■ WHAT NEEDS TO BE DONE ■
What is needed is an exact copy of every record.

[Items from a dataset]
════

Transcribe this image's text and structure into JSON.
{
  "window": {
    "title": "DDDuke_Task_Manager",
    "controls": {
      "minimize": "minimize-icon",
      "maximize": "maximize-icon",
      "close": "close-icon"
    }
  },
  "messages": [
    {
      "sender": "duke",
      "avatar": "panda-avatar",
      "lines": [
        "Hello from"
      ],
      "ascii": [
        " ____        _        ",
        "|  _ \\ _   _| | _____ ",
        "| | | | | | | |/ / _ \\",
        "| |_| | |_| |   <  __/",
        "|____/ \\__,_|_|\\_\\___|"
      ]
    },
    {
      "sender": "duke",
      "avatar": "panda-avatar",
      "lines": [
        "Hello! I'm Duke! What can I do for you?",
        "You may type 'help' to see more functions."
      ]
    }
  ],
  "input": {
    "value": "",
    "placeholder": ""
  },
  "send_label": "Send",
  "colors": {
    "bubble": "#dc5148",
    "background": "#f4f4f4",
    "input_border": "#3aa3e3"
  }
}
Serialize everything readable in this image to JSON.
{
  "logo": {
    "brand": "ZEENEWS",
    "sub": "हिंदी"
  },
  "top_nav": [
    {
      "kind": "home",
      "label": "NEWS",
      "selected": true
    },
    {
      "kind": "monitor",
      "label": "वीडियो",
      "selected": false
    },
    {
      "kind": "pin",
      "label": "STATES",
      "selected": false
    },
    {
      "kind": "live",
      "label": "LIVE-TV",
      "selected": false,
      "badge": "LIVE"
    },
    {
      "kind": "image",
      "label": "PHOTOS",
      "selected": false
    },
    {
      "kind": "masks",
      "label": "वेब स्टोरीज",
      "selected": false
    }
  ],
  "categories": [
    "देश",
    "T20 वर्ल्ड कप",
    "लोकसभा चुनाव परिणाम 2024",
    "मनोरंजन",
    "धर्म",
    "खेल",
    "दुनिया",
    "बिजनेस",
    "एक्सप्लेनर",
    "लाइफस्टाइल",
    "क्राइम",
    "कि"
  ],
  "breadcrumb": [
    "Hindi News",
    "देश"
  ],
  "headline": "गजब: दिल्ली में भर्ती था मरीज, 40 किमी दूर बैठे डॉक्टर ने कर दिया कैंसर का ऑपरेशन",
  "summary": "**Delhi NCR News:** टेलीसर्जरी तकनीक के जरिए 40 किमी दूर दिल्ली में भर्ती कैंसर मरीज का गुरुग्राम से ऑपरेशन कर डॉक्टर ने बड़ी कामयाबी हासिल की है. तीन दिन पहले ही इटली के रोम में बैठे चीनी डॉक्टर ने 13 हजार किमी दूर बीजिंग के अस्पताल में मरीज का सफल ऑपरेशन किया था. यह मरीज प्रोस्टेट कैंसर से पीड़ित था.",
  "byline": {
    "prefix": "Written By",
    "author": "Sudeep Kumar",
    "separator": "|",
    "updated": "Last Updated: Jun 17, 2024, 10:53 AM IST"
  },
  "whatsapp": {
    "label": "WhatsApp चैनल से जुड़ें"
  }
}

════

■ SOLUTION FOR THIS TASK ■
Transcribe this image's text and structure into JSON.
{
  "window": {
    "title": "DDDuke_Task_Manager",
    "controls": {
      "minimize": "minimize-icon",
      "maximize": "maximize-icon",
      "close": "close-icon"
    }
  },
  "messages": [
    {
      "sender": "duke",
      "avatar": "panda-avatar",
      "lines": [
        "Hello from"
      ],
      "ascii": [
        " ____        _        ",
        "|  _ \\ _   _| | _____ ",
        "| | | | | | | |/ / _ \\",
        "| |_| | |_| |   <  __/",
        "|____/ \\__,_|_|\\_\\___|"
      ]
    },
    {
      "sender": "duke",
      "avatar": "panda-avatar",
      "lines": [
        "Hello! I'm Duke! What can I do for you?",
        "You may type 'help' to see more functions."
      ]
    }
  ],
  "input": {
    "value": "",
    "placeholder": ""
  },
  "send_label": "Send",
  "colors": {
    "bubble": "#dc5148",
    "background": "#f4f4f4",
    "input_border": "#3aa3e3"
  }
}
Serialize everything readable in this image to JSON.
{
  "logo": {
    "brand": "ZEENEWS",
    "sub": "हिंदी"
  },
  "top_nav": [
    {
      "kind": "home",
      "label": "NEWS",
      "selected": true
    },
    {
      "kind": "monitor",
      "label": "वीडियो",
      "selected": false
    },
    {
      "kind": "pin",
      "label": "STATES",
      "selected": false
    },
    {
      "kind": "live",
      "label": "LIVE-TV",
      "selected": false,
      "badge": "LIVE"
    },
    {
      "kind": "image",
      "label": "PHOTOS",
      "selected": false
    },
    {
      "kind": "masks",
      "label": "वेब स्टोरीज",
      "selected": false
    }
  ],
  "categories": [
    "देश",
    "T20 वर्ल्ड कप",
    "लोकसभा चुनाव परिणाम 2024",
    "मनोरंजन",
    "धर्म",
    "खेल",
    "दुनिया",
    "बिजनेस",
    "एक्सप्लेनर",
    "लाइफस्टाइल",
    "क्राइम",
    "कि"
  ],
  "breadcrumb": [
    "Hindi News",
    "देश"
  ],
  "headline": "गजब: दिल्ली में भर्ती था मरीज, 40 किमी दूर बैठे डॉक्टर ने कर दिया कैंसर का ऑपरेशन",
  "summary": "**Delhi NCR News:** टेलीसर्जरी तकनीक के जरिए 40 किमी दूर दिल्ली में भर्ती कैंसर मरीज का गुरुग्राम से ऑपरेशन कर डॉक्टर ने बड़ी कामयाबी हासिल की है. तीन दिन पहले ही इटली के रोम में बैठे चीनी डॉक्टर ने 13 हजार किमी दूर बीजिंग के अस्पताल में मरीज का सफल ऑपरेशन किया था. यह मरीज प्रोस्टेट कैंसर से पीड़ित था.",
  "byline": {
    "prefix": "Written By",
    "author": "Sudeep Kumar",
    "separator": "|",
    "updated": "Last Updated: Jun 17, 2024, 10:53 AM IST"
  },
  "whatsapp": {
    "label": "WhatsApp चैनल से जुड़ें"
  }
}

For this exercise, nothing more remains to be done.